| THE DATA |
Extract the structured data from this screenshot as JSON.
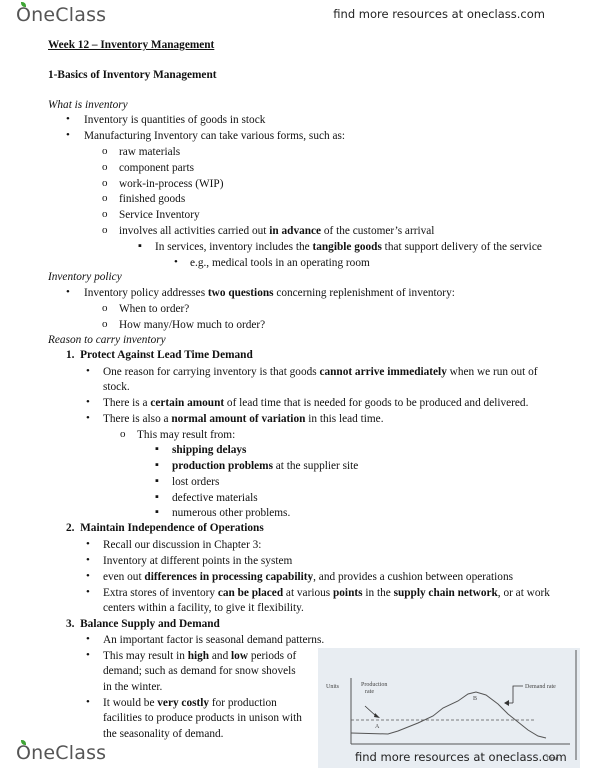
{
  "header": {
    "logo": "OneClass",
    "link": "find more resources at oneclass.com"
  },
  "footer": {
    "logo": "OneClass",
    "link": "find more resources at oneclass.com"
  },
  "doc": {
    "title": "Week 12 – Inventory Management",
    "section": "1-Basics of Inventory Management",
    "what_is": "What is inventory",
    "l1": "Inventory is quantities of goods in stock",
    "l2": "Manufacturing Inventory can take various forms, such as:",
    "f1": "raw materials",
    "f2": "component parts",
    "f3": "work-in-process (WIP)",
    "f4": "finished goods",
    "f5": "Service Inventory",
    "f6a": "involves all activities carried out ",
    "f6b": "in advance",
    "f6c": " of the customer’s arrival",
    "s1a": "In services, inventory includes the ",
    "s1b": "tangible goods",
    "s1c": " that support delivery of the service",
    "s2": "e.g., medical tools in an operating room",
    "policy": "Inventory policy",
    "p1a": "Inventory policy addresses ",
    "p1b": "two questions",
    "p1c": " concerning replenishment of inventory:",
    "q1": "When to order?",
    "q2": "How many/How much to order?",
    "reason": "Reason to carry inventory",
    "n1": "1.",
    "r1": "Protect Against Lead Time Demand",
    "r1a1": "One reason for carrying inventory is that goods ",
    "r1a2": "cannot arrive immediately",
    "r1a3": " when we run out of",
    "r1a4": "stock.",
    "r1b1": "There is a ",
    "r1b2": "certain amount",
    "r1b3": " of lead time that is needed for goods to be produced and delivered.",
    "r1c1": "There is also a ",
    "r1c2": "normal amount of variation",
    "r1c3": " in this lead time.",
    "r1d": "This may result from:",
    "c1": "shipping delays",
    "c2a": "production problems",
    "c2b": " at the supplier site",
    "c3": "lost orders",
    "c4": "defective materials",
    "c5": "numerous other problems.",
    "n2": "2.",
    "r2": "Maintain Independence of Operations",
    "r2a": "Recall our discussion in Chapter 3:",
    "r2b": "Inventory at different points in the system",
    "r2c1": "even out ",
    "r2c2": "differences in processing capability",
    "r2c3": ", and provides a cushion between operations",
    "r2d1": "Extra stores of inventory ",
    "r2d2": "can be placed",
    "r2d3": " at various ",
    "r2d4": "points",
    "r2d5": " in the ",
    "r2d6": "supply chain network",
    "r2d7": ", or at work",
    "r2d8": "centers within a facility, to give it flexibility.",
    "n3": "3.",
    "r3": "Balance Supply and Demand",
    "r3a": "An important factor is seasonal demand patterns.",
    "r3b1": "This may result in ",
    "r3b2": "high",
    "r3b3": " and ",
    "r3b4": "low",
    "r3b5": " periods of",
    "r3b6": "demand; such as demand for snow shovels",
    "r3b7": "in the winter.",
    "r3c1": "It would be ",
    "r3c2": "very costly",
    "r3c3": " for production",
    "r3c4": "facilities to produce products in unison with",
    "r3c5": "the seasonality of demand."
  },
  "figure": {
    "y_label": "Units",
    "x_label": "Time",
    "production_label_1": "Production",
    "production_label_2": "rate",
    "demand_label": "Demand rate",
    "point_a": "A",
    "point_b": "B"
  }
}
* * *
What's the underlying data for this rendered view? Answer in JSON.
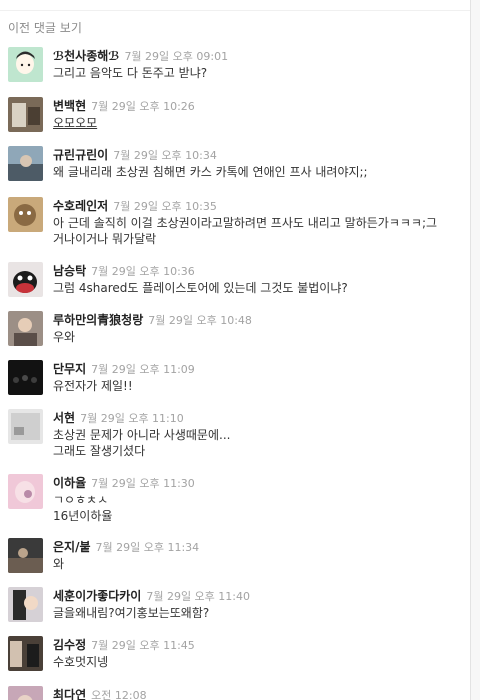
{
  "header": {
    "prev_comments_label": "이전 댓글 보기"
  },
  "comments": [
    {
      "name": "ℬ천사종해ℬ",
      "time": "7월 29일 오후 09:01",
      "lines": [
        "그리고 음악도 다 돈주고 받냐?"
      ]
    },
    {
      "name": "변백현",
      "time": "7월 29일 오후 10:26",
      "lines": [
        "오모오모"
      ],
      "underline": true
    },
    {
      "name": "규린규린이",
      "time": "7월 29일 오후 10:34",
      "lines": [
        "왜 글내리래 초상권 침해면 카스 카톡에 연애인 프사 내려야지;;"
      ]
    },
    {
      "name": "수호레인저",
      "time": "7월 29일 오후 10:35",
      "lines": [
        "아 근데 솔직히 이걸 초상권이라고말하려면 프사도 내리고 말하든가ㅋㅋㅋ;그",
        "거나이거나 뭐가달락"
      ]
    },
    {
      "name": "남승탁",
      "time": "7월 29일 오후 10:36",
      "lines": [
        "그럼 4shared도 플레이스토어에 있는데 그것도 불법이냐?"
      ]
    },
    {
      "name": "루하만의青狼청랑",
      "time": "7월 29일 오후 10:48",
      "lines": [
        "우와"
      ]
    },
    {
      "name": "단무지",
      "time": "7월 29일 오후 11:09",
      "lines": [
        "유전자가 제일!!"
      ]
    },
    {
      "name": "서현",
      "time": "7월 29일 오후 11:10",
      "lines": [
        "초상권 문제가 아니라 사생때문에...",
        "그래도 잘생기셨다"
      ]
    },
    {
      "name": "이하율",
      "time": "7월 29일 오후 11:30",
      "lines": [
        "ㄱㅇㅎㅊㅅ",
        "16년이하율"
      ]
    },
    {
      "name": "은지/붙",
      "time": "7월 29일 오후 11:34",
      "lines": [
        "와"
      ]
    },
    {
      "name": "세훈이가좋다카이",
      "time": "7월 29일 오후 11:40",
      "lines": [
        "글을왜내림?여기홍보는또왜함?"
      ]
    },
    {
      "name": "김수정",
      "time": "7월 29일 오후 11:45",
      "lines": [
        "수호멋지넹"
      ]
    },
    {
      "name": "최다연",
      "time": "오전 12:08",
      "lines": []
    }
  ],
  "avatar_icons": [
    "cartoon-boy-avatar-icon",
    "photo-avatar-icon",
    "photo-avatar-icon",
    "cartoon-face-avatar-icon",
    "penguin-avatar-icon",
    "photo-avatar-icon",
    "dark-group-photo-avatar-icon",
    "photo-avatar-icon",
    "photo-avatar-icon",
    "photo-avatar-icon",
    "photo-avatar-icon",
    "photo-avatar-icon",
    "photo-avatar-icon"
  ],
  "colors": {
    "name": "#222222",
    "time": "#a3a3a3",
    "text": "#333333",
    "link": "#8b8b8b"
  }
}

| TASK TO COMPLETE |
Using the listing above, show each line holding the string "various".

| TASK ANSWER |
    "l2": "Manufacturing Inventory can take various forms, such as:",
    "r2d3": " at various ",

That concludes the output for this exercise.